Notes Reading Notes

Infinite Jest

By David Foster Wallace, 1996

One of the most intriguing things about Infinite Jest is David Foster Wallace’s assertion that the original draft was structured as a Sierpinski gasket—a primitive fractal, characterised by the recursive subdivision of triangles inside triangles. Many people have speculated on what he actually meant by this. Does it describe the structure of chapters and sections? Is it how point of view and characters are organised? Plot? Themes?

I’m always looking for different representations and models of narrative structure, so this idea stuck with me, even while I lost interest in David Foster Wallace’s work in general.

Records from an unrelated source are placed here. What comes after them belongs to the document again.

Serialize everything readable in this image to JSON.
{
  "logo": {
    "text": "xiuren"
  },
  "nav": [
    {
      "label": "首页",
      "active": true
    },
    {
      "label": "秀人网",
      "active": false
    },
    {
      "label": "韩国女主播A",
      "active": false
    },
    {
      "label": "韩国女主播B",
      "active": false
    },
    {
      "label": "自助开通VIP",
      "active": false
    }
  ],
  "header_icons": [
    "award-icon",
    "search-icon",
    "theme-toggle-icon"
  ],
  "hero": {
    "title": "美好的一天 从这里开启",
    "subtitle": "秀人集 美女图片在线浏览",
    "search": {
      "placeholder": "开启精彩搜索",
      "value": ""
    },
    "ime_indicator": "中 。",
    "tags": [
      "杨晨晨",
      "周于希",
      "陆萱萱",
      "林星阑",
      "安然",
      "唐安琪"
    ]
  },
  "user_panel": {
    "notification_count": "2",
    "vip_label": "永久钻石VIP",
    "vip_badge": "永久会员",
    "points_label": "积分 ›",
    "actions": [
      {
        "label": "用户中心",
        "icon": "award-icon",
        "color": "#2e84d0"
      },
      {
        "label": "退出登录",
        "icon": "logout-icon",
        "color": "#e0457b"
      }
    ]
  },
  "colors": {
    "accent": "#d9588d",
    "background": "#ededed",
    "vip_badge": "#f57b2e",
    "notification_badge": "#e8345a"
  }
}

The Sierpinski gasket seems to be reinforced by the title too—the idea that the narrative could continue to recursively split into more and more nested structures that reflect the same overall shape, repeated indefinitely.